The lottery is a popular form of gambling in which tickets are sold for a chance to win prizes. It can be played in a variety of ways, including as a form of public charity, to support charitable or religious organizations, or for personal gain. Many states offer a state lottery, and private lotteries can be found worldwide. It is also a common way to distribute prizes in business promotions.
There are several factors that determine whether or not someone will win the lottery. Some people have a good chance of winning, while others are more likely to lose. It is important to be aware of these factors so that you can make a informed decision about whether or not you should play the lottery.
People have been attempting to determine the probability of winning a lottery for centuries. In fact, the concept of the lottery can be traced back to ancient times, with Moses being instructed in the Old Testament to divide land by drawing lots, and Roman emperors divvying up property and slaves. Lotteries first appeared in the modern sense of the word in Europe in the 15th century, with towns using them to raise money for town fortifications and the poor.
One of the biggest problems with lotteries is that they promote false hope. Lotteries advertise the large prizes they offer, causing some to believe that they can change their life with just one ticket. This can cause people to spend a significant portion of their income on lottery tickets, which can be very dangerous. It is important to remember that you have a much greater chance of losing than winning, so you should always use caution when purchasing tickets.
Another issue with the lottery is that it can lead to addiction. A recent study found that people who spent more than ten dollars on lottery tickets had an increased risk of depression and substance abuse. The researchers believe that this is due to the high levels of stress and anxiety that people experience when trying to win the lottery. It is important to seek help if you feel that you may be struggling with addiction or gambling problems.
To increase your chances of winning, choose random numbers instead of those associated with significant dates or anniversaries. This will decrease the likelihood of other people selecting those numbers and will give you a higher chance of winning the jackpot. Also, try to select numbers that are not close together. This will reduce your chances of having to split the prize with anyone else who has selected those numbers.

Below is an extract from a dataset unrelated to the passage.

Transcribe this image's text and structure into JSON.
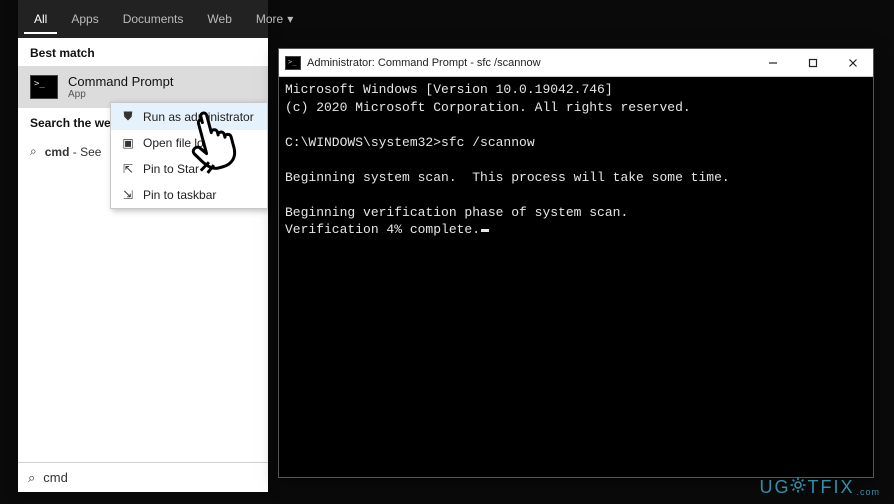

Lastly, it is important to consider the social impact of playing the lottery. While some people see it as a harmless way to pass the time, there are also a lot of people who play it for serious financial reasons. Many state lotteries promote their games as a way to fund education, which makes them seem like a good thing. However, the truth is that these lotteries can actually have a negative impact on children and families.